For instance, we can write:

const result = "1 abc 2 abc 3".split("abc").join("def");

to split a string with 'abc' as the separator and call join with 'def' .

And we get the same result returned.

Regex Replace

We can replace a string with the given pattern with a new string.

For instance, we can write:

const result = "1 abc 2 abc 3".replace(/abc/g, 'def');

to replace all instances 'abc' with 'def' .

The g flag means we look for all instances with the given pattern.

We can also use the RegExp constructor to create our regex object:

const result = "1 abc 2 abc 3".replace(new RegExp('abc', 'g'), 'def');

While Loop and Includes

We can use the includes method to check if a string has a given substring.

So if it has a given substring, includes will return true .

Therefore, we can use it with the while loop to replace all instances of a substring with a new one by using includes in the condition.

For instance, we can write:

let str = "1 abc 2 abc 3";  
while (str.includes("abc")) {  
  str = str.replace("abc", "def");  
}

We use let so that we can reassign the value.

The only downside is that we have to mutate the str variable.

Conclusion

There are many ways to replace all instances of a substring with another one in JavaScript.

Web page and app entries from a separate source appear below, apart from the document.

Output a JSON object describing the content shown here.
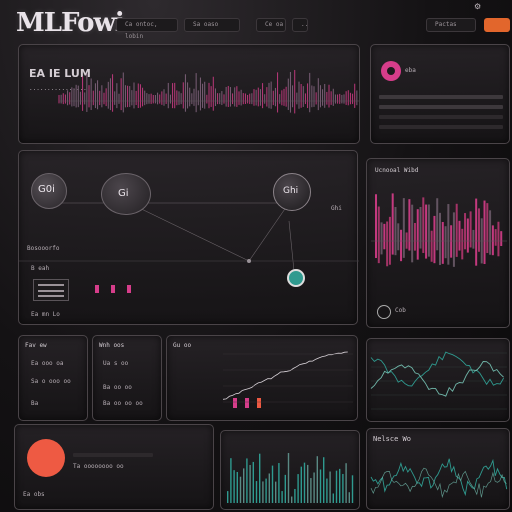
{
  "header": {
    "brand": "MLFowi",
    "tabs": [
      "Ca ontoc, lobin",
      "Sa  oaso",
      "Ce oa",
      "..",
      "Pactas"
    ],
    "action_button": "",
    "settings_icon": "gear-icon"
  },
  "top_panel": {
    "title": "EA IE LUM",
    "subtitle": "................"
  },
  "user_panel": {
    "avatar_icon": "record-icon",
    "label": "eba"
  },
  "mid_panel": {
    "top_label": "",
    "node_a_label": "G0i",
    "node_b_label": "Gi",
    "node_c_label": "Ghi",
    "node_c_side": "Ghi",
    "section_label": "Bosooorfo",
    "legend_label": "B eah",
    "bottom_label": "Ea mn Lo"
  },
  "right_chart_panel": {
    "title": "Ucnooal Wibd",
    "footer_label": "Cob"
  },
  "stat_panel_1": {
    "title": "Fav ew",
    "rows": [
      "Ea ooo oa",
      "Sa o ooo oo",
      "Ba"
    ]
  },
  "stat_panel_2": {
    "title": "Wnh oos",
    "rows": [
      "Ua s oo",
      "Ba oo oo",
      "Ba oo oo oo"
    ]
  },
  "stat_panel_3": {
    "title": "Gu oo"
  },
  "bottom_left_panel": {
    "label": "Ea obs",
    "line": "Ta oooooooo oo"
  },
  "bottom_right_panel": {
    "title": "Nelsce Wo"
  },
  "colors": {
    "accent_orange": "#e2662c",
    "accent_pink": "#d63d8a",
    "accent_teal": "#2f9a8f",
    "coral": "#ee5a43"
  }
}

The newest and easier way to replace all substrings is to use the replaceAll method, which comes with ES2021 and is available with most recent browsers.